#### TASK STATEMENT:
In the records below, find each line containing the word "Hallo" and copy it.
___ DATASET RECORDS
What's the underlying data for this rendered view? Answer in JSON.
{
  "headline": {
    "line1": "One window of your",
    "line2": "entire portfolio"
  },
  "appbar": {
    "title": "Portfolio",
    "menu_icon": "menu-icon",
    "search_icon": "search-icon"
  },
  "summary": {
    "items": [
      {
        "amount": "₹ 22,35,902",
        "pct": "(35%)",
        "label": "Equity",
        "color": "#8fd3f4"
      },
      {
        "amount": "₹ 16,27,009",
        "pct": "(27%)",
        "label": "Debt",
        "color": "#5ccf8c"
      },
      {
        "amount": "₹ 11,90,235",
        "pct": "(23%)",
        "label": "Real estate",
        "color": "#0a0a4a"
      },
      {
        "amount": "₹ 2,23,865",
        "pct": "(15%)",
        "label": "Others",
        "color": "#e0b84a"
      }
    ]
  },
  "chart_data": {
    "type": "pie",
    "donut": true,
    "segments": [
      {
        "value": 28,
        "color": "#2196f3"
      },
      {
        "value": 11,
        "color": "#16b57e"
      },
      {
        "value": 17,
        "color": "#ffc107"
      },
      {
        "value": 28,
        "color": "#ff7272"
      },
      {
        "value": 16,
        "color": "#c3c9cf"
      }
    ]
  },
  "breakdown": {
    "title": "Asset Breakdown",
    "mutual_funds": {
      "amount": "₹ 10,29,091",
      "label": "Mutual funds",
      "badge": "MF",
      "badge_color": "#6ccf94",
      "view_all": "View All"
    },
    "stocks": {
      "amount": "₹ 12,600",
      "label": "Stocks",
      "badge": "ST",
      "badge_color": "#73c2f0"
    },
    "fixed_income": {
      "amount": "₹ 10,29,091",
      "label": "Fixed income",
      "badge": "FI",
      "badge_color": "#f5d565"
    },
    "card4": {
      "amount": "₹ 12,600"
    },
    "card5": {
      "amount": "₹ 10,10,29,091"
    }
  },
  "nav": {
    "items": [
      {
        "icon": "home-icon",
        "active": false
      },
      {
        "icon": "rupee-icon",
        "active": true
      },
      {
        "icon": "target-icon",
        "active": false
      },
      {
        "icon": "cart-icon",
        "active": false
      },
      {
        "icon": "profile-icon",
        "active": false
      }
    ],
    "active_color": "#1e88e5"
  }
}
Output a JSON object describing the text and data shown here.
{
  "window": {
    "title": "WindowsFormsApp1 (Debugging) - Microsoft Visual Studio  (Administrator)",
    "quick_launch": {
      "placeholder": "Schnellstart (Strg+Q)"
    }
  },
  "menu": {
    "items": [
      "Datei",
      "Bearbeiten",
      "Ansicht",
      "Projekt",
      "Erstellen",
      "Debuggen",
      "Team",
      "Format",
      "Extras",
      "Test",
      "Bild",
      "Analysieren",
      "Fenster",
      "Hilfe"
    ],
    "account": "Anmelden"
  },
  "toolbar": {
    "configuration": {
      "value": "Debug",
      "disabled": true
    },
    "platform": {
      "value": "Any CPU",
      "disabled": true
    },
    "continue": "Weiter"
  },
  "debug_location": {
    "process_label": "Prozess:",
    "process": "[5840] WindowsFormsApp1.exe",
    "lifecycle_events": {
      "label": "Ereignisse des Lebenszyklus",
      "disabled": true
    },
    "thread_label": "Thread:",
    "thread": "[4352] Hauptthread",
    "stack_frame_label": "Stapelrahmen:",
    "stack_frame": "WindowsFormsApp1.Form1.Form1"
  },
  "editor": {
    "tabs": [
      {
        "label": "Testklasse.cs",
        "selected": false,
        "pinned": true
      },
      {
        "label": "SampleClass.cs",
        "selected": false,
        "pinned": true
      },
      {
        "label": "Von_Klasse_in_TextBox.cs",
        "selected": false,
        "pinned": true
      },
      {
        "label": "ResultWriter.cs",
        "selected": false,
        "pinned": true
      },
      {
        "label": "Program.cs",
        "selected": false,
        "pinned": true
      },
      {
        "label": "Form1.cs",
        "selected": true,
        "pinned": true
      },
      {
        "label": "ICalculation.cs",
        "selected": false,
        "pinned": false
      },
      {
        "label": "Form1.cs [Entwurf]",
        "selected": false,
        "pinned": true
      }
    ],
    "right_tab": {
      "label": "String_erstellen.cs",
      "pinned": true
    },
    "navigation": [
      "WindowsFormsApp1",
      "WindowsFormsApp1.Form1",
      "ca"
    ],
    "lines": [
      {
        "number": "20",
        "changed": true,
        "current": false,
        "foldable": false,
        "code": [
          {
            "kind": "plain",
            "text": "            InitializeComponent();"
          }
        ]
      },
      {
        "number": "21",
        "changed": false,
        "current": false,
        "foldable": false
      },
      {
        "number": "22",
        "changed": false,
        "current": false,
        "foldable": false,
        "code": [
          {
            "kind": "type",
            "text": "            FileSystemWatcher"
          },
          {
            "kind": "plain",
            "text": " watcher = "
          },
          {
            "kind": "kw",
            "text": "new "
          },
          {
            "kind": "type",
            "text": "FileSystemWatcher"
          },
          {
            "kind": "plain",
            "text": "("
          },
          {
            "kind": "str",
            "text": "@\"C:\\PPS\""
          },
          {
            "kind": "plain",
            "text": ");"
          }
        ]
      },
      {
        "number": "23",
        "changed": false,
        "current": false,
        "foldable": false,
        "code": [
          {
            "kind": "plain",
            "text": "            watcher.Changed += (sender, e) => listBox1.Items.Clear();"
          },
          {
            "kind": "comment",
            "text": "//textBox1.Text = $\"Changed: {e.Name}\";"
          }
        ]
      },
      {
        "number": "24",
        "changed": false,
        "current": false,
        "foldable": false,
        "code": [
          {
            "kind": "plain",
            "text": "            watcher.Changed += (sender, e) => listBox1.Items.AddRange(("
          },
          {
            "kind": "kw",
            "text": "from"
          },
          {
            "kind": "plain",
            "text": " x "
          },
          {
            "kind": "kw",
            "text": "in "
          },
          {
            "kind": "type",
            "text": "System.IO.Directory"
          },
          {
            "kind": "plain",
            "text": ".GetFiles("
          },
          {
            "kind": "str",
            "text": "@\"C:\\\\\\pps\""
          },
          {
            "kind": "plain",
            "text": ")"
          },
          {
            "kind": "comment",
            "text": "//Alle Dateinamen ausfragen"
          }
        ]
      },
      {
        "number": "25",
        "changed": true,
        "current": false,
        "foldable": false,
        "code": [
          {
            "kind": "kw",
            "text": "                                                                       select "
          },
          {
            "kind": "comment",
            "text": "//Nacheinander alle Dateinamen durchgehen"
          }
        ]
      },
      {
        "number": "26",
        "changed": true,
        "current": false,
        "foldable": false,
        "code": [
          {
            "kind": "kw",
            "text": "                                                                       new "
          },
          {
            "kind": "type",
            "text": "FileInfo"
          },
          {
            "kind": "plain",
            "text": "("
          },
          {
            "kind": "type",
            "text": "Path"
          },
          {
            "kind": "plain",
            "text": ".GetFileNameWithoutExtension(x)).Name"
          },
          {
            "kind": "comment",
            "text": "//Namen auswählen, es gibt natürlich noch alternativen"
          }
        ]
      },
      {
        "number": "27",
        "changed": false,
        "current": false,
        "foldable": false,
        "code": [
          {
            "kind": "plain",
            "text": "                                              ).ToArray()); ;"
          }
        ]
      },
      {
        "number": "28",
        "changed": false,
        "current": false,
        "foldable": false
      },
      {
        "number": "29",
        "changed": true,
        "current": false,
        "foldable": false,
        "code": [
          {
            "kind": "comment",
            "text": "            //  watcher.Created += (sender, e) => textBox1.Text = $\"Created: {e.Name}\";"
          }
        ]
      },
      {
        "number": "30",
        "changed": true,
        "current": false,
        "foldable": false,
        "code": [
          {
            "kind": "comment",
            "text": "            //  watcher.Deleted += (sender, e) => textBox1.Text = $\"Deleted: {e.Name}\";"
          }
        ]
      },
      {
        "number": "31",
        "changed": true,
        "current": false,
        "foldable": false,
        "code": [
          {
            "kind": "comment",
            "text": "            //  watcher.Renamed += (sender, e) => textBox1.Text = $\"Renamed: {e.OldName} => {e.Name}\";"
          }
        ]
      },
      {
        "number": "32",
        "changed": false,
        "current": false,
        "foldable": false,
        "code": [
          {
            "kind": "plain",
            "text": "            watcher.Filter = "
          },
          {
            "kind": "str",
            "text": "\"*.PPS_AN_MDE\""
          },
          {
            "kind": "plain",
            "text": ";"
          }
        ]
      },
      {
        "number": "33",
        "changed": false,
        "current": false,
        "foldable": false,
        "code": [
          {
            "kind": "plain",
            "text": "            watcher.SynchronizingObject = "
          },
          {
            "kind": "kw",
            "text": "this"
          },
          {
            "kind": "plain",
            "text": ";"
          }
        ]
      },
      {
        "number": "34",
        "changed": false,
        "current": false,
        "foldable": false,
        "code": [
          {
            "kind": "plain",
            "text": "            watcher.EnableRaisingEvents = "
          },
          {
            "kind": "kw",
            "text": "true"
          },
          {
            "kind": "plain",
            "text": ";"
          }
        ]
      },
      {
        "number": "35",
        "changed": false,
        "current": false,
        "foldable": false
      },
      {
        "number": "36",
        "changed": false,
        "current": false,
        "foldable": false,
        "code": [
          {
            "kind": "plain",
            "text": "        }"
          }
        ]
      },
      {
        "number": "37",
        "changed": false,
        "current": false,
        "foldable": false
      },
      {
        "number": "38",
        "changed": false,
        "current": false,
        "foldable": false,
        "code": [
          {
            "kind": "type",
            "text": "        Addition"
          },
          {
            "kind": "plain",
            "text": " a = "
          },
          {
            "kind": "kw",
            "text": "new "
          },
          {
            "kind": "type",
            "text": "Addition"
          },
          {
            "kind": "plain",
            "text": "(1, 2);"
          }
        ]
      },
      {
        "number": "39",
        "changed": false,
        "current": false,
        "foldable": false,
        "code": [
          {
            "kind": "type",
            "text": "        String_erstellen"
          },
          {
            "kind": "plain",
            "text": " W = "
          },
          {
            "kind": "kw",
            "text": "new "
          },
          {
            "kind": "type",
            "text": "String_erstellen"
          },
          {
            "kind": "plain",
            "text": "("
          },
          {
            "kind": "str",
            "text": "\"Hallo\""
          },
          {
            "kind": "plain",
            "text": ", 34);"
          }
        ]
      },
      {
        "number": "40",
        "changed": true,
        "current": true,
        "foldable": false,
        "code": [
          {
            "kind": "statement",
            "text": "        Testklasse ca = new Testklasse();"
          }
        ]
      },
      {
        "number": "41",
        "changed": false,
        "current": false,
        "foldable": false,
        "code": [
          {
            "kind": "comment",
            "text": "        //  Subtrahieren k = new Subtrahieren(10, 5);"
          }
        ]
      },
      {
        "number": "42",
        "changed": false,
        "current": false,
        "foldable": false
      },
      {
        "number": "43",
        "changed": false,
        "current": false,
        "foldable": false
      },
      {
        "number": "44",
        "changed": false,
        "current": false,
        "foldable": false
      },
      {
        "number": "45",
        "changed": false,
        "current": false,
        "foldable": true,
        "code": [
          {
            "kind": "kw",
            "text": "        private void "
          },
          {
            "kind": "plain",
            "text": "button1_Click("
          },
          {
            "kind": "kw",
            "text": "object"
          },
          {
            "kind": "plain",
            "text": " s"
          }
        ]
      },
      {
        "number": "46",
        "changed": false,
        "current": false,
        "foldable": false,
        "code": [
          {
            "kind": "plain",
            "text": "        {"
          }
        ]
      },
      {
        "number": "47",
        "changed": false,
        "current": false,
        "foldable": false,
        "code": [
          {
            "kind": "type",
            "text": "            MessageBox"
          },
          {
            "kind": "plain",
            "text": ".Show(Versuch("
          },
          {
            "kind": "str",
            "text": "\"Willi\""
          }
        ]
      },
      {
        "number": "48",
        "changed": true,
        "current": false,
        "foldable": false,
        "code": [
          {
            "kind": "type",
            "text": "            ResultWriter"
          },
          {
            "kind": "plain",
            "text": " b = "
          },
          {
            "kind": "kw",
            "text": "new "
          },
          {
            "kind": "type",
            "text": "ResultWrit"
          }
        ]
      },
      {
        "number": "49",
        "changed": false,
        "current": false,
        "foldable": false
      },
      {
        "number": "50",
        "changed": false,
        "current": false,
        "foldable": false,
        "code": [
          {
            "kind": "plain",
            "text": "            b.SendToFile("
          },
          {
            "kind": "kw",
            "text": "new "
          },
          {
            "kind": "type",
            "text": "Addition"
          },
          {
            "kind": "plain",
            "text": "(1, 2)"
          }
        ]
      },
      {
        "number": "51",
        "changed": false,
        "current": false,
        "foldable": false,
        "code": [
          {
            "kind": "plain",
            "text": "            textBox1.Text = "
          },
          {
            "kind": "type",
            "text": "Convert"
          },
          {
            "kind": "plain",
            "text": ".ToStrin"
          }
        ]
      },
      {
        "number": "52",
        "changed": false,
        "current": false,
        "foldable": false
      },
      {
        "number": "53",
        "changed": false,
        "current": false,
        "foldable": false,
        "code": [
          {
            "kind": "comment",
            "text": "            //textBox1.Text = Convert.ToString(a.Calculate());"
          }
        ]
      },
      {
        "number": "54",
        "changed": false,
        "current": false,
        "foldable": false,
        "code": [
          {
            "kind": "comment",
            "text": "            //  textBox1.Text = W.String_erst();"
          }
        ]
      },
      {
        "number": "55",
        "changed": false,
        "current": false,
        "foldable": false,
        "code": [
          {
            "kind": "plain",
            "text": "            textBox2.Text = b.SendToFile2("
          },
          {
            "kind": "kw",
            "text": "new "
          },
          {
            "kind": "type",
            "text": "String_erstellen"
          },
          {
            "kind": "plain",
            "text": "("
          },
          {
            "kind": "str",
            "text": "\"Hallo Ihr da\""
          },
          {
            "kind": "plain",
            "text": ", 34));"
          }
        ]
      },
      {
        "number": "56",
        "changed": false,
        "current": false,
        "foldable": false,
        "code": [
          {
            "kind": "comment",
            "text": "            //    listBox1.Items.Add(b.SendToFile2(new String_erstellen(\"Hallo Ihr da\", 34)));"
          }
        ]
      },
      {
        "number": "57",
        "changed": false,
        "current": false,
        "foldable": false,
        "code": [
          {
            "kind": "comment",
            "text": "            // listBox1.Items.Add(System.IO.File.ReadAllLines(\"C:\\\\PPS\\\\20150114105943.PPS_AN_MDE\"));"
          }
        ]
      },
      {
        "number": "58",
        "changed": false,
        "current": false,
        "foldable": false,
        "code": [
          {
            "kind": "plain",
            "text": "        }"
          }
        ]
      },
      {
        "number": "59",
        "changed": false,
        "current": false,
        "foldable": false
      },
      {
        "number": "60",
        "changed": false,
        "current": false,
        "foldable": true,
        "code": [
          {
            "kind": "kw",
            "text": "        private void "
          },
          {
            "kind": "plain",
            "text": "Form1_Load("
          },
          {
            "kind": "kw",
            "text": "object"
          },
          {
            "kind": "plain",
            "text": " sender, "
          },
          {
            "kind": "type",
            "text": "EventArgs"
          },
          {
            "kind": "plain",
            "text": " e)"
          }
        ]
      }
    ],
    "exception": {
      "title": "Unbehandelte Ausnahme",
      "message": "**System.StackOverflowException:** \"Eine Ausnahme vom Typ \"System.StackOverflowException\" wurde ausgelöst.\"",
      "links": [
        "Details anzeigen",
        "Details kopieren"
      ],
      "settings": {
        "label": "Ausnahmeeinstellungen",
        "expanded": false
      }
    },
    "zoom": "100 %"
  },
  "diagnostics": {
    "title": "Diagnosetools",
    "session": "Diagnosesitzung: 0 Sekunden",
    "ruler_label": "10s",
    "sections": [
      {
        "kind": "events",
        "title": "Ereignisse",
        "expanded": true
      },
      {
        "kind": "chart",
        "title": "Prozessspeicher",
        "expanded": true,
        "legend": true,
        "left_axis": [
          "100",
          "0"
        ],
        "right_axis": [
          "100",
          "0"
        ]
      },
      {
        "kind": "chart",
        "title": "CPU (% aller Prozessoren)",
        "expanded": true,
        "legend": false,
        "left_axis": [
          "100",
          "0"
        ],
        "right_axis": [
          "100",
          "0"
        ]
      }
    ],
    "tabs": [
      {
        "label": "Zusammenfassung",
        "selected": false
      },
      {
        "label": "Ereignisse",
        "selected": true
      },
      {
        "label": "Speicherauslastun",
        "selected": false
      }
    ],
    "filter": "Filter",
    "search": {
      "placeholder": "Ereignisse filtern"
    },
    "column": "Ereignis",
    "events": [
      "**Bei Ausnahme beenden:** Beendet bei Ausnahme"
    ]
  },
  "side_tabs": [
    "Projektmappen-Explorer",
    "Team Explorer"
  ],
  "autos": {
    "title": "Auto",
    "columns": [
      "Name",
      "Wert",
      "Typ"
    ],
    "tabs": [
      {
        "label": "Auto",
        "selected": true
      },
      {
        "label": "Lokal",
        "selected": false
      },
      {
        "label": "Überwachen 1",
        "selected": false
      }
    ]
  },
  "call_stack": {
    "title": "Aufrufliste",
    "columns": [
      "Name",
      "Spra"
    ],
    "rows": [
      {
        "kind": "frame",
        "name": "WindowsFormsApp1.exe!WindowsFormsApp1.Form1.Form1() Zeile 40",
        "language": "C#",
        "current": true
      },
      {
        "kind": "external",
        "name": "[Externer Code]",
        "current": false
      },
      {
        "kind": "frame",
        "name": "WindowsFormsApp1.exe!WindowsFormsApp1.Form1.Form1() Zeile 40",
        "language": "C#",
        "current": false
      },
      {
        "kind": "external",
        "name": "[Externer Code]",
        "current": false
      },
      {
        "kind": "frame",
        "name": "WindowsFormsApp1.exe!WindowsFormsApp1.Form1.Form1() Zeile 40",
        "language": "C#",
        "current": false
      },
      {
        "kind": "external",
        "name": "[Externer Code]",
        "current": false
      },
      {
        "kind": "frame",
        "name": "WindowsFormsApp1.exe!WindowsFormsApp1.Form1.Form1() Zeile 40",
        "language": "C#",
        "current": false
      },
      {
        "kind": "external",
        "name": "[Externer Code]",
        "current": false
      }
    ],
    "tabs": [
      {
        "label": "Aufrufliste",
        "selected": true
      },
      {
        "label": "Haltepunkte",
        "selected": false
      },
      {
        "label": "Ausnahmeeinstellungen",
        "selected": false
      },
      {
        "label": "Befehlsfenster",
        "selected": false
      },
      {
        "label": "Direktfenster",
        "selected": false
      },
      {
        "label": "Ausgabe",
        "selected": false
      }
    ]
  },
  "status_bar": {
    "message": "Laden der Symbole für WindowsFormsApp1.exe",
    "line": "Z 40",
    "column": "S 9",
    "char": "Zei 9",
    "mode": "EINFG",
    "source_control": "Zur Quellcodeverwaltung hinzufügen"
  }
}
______
#### OUTPUT:
            "text": "\"Hallo\""
            "text": "\"Hallo Ihr da\""
            "text": "            //    listBox1.Items.Add(b.SendToFile2(new String_erstellen(\"Hallo Ihr da\", 34)));"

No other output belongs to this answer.